A SHANDON artist has opened an exhibition showcasing a collection of her best paintings.

Dorothy Whitaker opened the exhibition at the Back Door Gallery, behind Dalmuir Library in Clydebank, two weeks ago and has since welcomed a number of people to view her work, including famous friend, former Generation Game hostess, Isla St Clair.

She told the Advertiser: “There’s about 30 paintings and some are quite large.

“It’s quite lovely and colourful.”

Dorothy explained that the paintings tell the narrative of her life as a young girl, growing up in Glasgow, to the present day, painting pictures from her house overlooking the Gareloch.

“It starts with when I was young growing up in the tenements in Glasgow, and when I used to run home from school and ride along Dumbarton Road on a horse behind the trams, to when I lived in Africa,” she said.

“Horses feature in it a lot.”

Dorothy also shared the fond memory of running home from school and hearing the ‘rag man’ call out for people to give him rags in the street in return for a balloon.

After living in Glasgow and attending the Glasgow School of Art, Dorothy moved to Africa for 10 years, where she continued painting and taught art classes.

She explained that African culture and the bright colours had influenced her work a lot after she fell in love with the culture.

“A lot of my work is still influenced by Africa,” she said.

“It was great fun and I’m still painting away like mad. I paint all the time.”

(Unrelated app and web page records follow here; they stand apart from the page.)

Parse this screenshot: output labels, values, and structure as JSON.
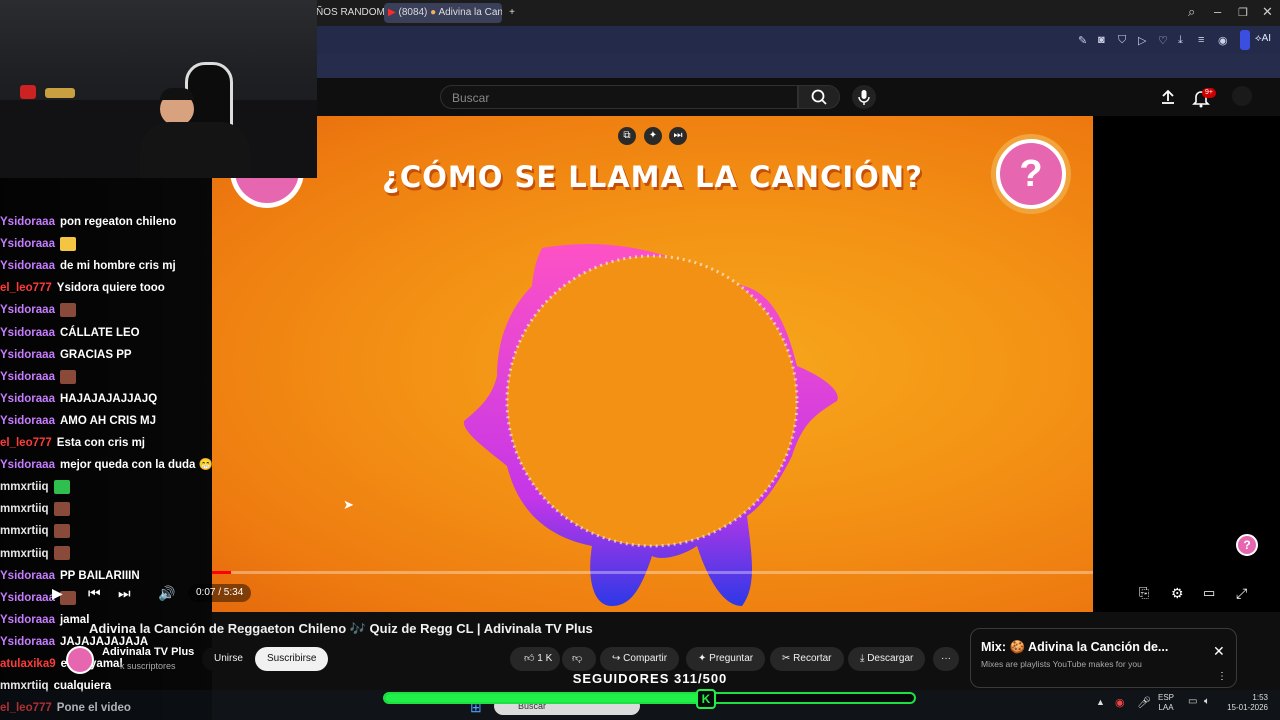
{
  "browser": {
    "tabs": [
      {
        "label": "ÑOS RANDOM"
      },
      {
        "label": "(8084)"
      },
      {
        "label": "Adivina la Canci"
      }
    ],
    "new_tab_icon": "plus-icon",
    "ai_label": "AI"
  },
  "youtube": {
    "search_placeholder": "Buscar",
    "notifications_count": "9+"
  },
  "video": {
    "title_overlay": "¿CÓMO SE LLAMA LA CANCIÓN?",
    "question_mark": "?",
    "time": "0:07 / 5:34",
    "progress_fraction": 0.021
  },
  "webcam": {
    "description_none": ""
  },
  "chat": {
    "messages": [
      {
        "user": "Ysidoraaa",
        "user_color": "#c77dff",
        "text": "pon regeaton chileno"
      },
      {
        "user": "Ysidoraaa",
        "user_color": "#c77dff",
        "text": "",
        "emote": "#f4c542"
      },
      {
        "user": "Ysidoraaa",
        "user_color": "#c77dff",
        "text": "de mi hombre cris mj"
      },
      {
        "user": "el_leo777",
        "user_color": "#ff3b3b",
        "text": "Ysidora quiere tooo"
      },
      {
        "user": "Ysidoraaa",
        "user_color": "#c77dff",
        "text": "",
        "emote": "#8a4a3a"
      },
      {
        "user": "Ysidoraaa",
        "user_color": "#c77dff",
        "text": "CÁLLATE LEO"
      },
      {
        "user": "Ysidoraaa",
        "user_color": "#c77dff",
        "text": "GRACIAS PP"
      },
      {
        "user": "Ysidoraaa",
        "user_color": "#c77dff",
        "text": "",
        "emote": "#8a4a3a"
      },
      {
        "user": "Ysidoraaa",
        "user_color": "#c77dff",
        "text": "HAJAJAJAJJAJQ"
      },
      {
        "user": "Ysidoraaa",
        "user_color": "#c77dff",
        "text": "AMO AH CRIS MJ"
      },
      {
        "user": "el_leo777",
        "user_color": "#ff3b3b",
        "text": "Esta con cris mj"
      },
      {
        "user": "Ysidoraaa",
        "user_color": "#c77dff",
        "text": "mejor queda con la duda 😁"
      },
      {
        "user": "mmxrtiiq",
        "user_color": "#e6e6e6",
        "text": "",
        "emote": "#2fbf4f"
      },
      {
        "user": "mmxrtiiq",
        "user_color": "#e6e6e6",
        "text": "",
        "emote": "#8a4a3a"
      },
      {
        "user": "mmxrtiiq",
        "user_color": "#e6e6e6",
        "text": "",
        "emote": "#8a4a3a"
      },
      {
        "user": "mmxrtiiq",
        "user_color": "#e6e6e6",
        "text": "",
        "emote": "#8a4a3a"
      },
      {
        "user": "Ysidoraaa",
        "user_color": "#c77dff",
        "text": "PP BAILARIIIN"
      },
      {
        "user": "Ysidoraaa",
        "user_color": "#c77dff",
        "text": "",
        "emote": "#8a4a3a"
      },
      {
        "user": "Ysidoraaa",
        "user_color": "#c77dff",
        "text": "jamal"
      },
      {
        "user": "Ysidoraaa",
        "user_color": "#c77dff",
        "text": "JAJAJAJAJAJA"
      },
      {
        "user": "atulaxika9",
        "user_color": "#ff3b3b",
        "text": "el de yamal"
      },
      {
        "user": "mmxrtiiq",
        "user_color": "#e6e6e6",
        "text": "cualquiera"
      },
      {
        "user": "el_leo777",
        "user_color": "#ff3b3b",
        "text": "Pone el video"
      }
    ]
  },
  "watch": {
    "title": "Adivina la Canción de Reggaeton Chileno 🎶 Quiz de Regg CL | Adivinala TV Plus",
    "channel": "Adivinala TV Plus",
    "subscribers": "k suscriptores",
    "join_label": "Unirse",
    "subscribe_label": "Suscribirse",
    "like_count": "1 K",
    "share_label": "Compartir",
    "ask_label": "Preguntar",
    "clip_label": "Recortar",
    "download_label": "Descargar"
  },
  "mix": {
    "title": "Mix: 🍪 Adivina la Canción de...",
    "subtitle": "Mixes are playlists YouTube makes for you"
  },
  "overlay": {
    "followers_text": "SEGUIDORES 311/500",
    "followers_current": 311,
    "followers_goal": 500,
    "kick_letter": "K"
  },
  "taskbar": {
    "search_label": "Buscar",
    "lang_top": "ESP",
    "lang_bottom": "LAA",
    "time": "1:53",
    "date": "15-01-2026"
  },
  "colors": {
    "accent_green": "#22f04a",
    "youtube_red": "#ff0000",
    "quiz_pink": "#e667b0",
    "video_orange": "#f39114"
  }
}
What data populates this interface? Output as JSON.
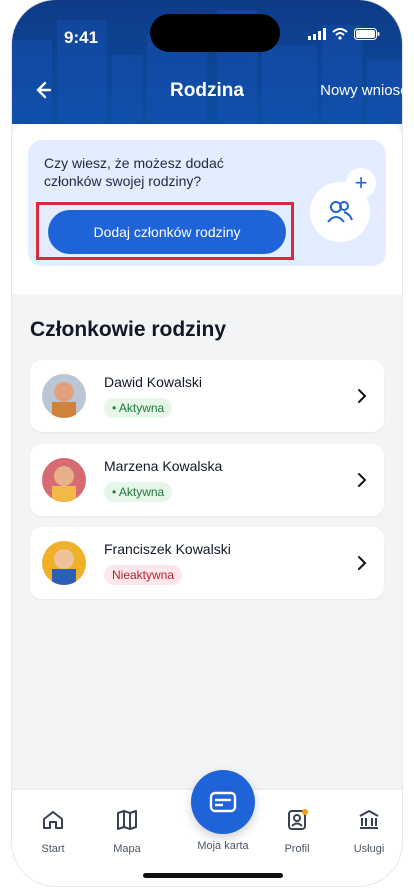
{
  "status": {
    "time": "9:41"
  },
  "header": {
    "title": "Rodzina",
    "action_label": "Nowy wniosek"
  },
  "promo": {
    "text": "Czy wiesz, że możesz dodać członków swojej rodziny?",
    "button_label": "Dodaj członków rodziny"
  },
  "section": {
    "title": "Członkowie rodziny"
  },
  "members": [
    {
      "name": "Dawid Kowalski",
      "status": "• Aktywna"
    },
    {
      "name": "Marzena Kowalska",
      "status": "• Aktywna"
    },
    {
      "name": "Franciszek Kowalski",
      "status": "Nieaktywna"
    }
  ],
  "nav": {
    "items": [
      {
        "label": "Start"
      },
      {
        "label": "Mapa"
      },
      {
        "label": "Moja karta"
      },
      {
        "label": "Profil"
      },
      {
        "label": "Usługi"
      }
    ]
  },
  "colors": {
    "header": "#0b4ea2",
    "primary": "#1e63d8",
    "promo_bg": "#e3edff",
    "highlight_border": "#d62b3a",
    "active_badge_bg": "#e6f7ea",
    "inactive_badge_bg": "#fde7ea"
  },
  "icons": [
    "back-arrow-icon",
    "signal-icon",
    "wifi-icon",
    "battery-icon",
    "add-family-icon",
    "plus-icon",
    "chevron-right-icon",
    "home-icon",
    "map-icon",
    "card-icon",
    "profile-icon",
    "services-icon"
  ]
}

Dorothy has moved around a lot over the years, which gave her the opportunity to teach art lessons in various countries including Scotland, Africa and Australia.

Dorothy and her husband Phil recently moved to a house in Shandon with a huge garden and enough space to set up an art studio.

“When I got older I thought ‘I want to smell the Scottish air down the Clyde’,” she said, “so we moved to Shandon, and Helensburgh hasn’t really changed from when I used to visit for the day when I was younger.”

One of the last paintings in the collection is of the wildlife and plants in the couple’s garden.

Dorothy added: “We only came back to Scotland two years ago but we love it here.

“We have a studio here right at the front of the garden and we planted lots of flowers to attract bees. It looks out over the Gareloch, it’s lovely.

“It was difficult to choose which paintings to include because there are so many.

“My husband and I went over them and I wanted to show what it was like to be brought up in Glasgow.

“I chose some from my time in Africa because they really influenced my work.

“Africa is totally different and a lot of time you are in the bush. The work includes my feelings about Africa. It’s a great continent, and the people are lovely and talkative.

Dorothy’s love of painting started when she was growing up.

She added: “I have been painting my whole life – since I could hold a pencil, my mum told me.

“It’s wonderful. I recently had a hip replacement and it’s the best pain relief because when you are doing something you love you don’t think about the pain.”

The exhibition is free to view and will remain open until Sunday, July 21.